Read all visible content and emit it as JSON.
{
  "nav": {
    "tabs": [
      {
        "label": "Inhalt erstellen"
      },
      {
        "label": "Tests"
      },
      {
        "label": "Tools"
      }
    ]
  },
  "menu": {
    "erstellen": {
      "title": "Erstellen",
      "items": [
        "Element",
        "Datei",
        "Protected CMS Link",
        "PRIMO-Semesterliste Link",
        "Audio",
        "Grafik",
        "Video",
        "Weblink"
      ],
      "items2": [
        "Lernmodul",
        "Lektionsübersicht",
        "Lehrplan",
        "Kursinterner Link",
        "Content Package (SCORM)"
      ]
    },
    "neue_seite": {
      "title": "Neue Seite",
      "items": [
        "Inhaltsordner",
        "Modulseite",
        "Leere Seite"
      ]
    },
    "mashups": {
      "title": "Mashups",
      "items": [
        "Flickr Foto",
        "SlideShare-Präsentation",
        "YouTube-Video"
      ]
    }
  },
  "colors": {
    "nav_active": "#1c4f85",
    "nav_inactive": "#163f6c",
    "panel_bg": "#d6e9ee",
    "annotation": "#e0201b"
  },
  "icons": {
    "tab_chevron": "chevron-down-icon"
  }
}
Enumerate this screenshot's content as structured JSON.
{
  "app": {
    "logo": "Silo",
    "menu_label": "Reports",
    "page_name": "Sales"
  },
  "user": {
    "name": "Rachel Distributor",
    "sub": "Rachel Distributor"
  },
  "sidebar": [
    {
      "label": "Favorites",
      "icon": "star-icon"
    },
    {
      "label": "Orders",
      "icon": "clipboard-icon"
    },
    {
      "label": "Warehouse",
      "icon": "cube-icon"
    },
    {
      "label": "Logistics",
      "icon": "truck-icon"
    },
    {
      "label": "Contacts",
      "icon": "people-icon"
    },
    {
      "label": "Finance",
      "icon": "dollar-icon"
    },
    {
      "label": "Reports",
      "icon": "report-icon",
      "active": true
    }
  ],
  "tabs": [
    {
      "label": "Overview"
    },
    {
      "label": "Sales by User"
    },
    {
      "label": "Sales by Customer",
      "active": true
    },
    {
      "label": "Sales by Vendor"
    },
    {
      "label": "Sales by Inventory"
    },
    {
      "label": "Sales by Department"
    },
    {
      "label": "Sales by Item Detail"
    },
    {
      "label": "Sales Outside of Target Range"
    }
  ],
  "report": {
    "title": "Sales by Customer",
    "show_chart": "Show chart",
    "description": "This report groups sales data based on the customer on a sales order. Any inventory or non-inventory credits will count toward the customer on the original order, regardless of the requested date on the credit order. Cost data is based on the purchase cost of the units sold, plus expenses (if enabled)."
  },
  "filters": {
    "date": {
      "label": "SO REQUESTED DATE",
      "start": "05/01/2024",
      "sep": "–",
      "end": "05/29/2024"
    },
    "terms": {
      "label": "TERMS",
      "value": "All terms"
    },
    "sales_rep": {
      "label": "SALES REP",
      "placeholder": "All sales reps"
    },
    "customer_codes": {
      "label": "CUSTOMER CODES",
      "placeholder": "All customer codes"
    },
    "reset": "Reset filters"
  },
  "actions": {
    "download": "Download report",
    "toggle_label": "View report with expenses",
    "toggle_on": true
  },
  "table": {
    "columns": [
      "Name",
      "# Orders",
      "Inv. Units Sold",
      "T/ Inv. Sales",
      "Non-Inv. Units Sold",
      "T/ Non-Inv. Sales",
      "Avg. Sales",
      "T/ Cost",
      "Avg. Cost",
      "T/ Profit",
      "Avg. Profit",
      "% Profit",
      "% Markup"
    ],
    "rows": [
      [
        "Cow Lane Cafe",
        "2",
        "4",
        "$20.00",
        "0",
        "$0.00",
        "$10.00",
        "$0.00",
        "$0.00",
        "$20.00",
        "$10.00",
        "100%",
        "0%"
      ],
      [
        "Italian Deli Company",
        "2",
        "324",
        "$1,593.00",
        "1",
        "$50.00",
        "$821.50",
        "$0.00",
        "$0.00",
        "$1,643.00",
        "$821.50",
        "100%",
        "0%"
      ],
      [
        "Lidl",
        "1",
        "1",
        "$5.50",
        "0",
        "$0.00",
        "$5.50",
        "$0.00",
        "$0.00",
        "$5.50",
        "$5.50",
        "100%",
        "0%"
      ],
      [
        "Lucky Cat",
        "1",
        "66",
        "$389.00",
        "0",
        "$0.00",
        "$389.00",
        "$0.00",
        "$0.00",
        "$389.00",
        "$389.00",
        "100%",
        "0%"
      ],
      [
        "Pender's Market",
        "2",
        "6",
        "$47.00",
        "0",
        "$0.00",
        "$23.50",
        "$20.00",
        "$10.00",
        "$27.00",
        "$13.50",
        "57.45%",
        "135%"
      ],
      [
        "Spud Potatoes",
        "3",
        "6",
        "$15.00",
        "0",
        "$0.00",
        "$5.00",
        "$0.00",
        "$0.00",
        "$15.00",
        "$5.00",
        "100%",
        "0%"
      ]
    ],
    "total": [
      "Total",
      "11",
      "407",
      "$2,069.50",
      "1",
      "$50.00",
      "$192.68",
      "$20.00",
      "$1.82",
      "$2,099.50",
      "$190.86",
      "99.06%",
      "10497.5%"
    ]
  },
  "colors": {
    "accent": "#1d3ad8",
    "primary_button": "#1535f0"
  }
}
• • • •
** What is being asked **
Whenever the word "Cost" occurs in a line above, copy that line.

** Response to this exercise **
    "description": "This report groups sales data based on the customer on a sales order. Any inventory or non-inventory credits will count toward the customer on the original order, regardless of the requested date on the credit order. Cost data is based on the purchase cost of the units sold, plus expenses (if enabled)."
      "T/ Cost",
      "Avg. Cost",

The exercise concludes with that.